----- Extracted information
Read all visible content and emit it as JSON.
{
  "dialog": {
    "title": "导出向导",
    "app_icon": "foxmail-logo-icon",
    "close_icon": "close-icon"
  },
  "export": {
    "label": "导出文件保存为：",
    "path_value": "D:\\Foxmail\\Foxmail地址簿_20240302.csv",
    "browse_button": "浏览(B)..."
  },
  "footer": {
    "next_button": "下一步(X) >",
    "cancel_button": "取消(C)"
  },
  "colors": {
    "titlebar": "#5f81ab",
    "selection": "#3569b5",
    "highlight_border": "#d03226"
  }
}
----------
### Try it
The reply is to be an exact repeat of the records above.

### Problem solution
Read all visible content and emit it as JSON.
{
  "dialog": {
    "title": "导出向导",
    "app_icon": "foxmail-logo-icon",
    "close_icon": "close-icon"
  },
  "export": {
    "label": "导出文件保存为：",
    "path_value": "D:\\Foxmail\\Foxmail地址簿_20240302.csv",
    "browse_button": "浏览(B)..."
  },
  "footer": {
    "next_button": "下一步(X) >",
    "cancel_button": "取消(C)"
  },
  "colors": {
    "titlebar": "#5f81ab",
    "selection": "#3569b5",
    "highlight_border": "#d03226"
  }
}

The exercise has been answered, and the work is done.